On the subject of accommodation, you will be given a list of rooms on the campus or more spacious studios. In her case, Adèle had a thirteen square meters room with a tiny bathroom, a fridge and a heating plate which she found to be perfect for three months. When you do a double degree, you will be roommates with your French mates and fellow Japanese students in a much larger space.

One of the many differences with our universities is that the buildings are separated between male or female students.

The rent was around 280 euros for thirteen square meters which is not very expensive given the location.

Considering the lab work, the tutors where very helpful and taught her how to use the various devices that she had to use. Her tutor gave her his expectations for the week to come and she had to make herself her schedule to accomplish her various tasks. She was on average in the lab from 10 am to 6 pm. There was no pressure on you as long as you had the job done.

The integration with the other colleagues was very easy, some of them were already her classmates in France and the Japanese student didn’t hesitate to go on lunch with them. They went to restaurants and karaoke’s with colleagues to have fun and to socialize.

Outside of work the activities in Tsukuba consisted mainly of karaoke’s or batting centers (a place where you have a baseball bat and balls are thrown at you) but you can also visit the rice fields or hike on mount Tsukuba.

Tsukuba japan

In the streets of Tsukuba

The most interesting thing to do was to travel out of Tsukuba, which they could do for about 2 weekends out of 3. They visited mainly Tokyo but also the cities of Nikko, Yokohama, Osaka and Kyoto, where they hang out in the streets, visited a lot of tiny temples, restaurants, castles, museums and did shopping.

temple japan

One of the many temples they had the chance to visit

One of her favorite memories is from the Team Lab museum which you can see in the following picture.

team lab museum

Team Lab museum in Tokyo

The Chinese district in Yokohama is also fantastic and the food is delicious. In her top 2 of places to visit.

Yokohama bay japan

Yokohama bay

They also saw some fireworks, traditional festivals such as the Sanja Matsuri or Sanja Festival which is one of the three great Shinto festivals in Tokyo. Prominent parades revolve around three mikoshi (portable shrines referenced in the festival’s name), as well as traditional music and dancing.
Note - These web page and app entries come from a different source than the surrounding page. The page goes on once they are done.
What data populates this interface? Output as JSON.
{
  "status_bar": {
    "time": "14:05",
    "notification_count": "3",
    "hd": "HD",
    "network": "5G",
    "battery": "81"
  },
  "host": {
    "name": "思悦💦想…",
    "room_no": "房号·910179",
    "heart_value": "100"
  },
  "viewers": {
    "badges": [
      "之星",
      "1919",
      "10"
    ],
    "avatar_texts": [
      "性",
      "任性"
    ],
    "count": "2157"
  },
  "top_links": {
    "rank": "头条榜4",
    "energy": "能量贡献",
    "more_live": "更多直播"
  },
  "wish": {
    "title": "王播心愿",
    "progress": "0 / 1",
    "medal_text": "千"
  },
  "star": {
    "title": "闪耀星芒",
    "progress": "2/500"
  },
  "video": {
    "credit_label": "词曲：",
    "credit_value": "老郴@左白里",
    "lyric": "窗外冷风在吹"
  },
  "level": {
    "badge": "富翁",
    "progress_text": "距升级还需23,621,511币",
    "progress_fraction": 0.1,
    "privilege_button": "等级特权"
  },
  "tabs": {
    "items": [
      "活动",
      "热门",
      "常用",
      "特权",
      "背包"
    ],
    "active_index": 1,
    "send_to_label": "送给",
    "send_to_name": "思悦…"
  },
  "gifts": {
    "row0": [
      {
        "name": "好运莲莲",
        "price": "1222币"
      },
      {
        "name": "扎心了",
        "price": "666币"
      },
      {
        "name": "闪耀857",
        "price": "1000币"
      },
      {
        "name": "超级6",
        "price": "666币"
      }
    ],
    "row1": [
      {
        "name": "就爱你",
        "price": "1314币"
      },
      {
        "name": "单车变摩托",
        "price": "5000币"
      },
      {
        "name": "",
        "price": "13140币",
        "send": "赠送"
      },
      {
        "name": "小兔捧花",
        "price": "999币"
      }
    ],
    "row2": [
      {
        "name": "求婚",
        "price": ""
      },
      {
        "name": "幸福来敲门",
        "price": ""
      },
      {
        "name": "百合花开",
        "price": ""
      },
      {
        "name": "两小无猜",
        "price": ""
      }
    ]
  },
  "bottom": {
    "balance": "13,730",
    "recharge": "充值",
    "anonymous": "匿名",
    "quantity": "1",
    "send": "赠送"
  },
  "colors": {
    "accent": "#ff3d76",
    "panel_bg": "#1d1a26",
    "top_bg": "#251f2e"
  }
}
Traditional parade during Sanja Matsuri

Traditional parade during Sanja Matsuri

Another highlight of one of their trips was their stay in a traditional Japanese house with a garden in the center, an onsen (a traditional hot bath) and a host who spoke English and was a really pleasant encounter.

In summary, everything about her internship was perfect. She got to discover an entirely new culture with her friends, had a very interesting work subject with a fantastic team and would gladly recommend this choice of destination for an internship if you have the chance to do it.

She may return to Japan to visit again, but after having been to other new countries!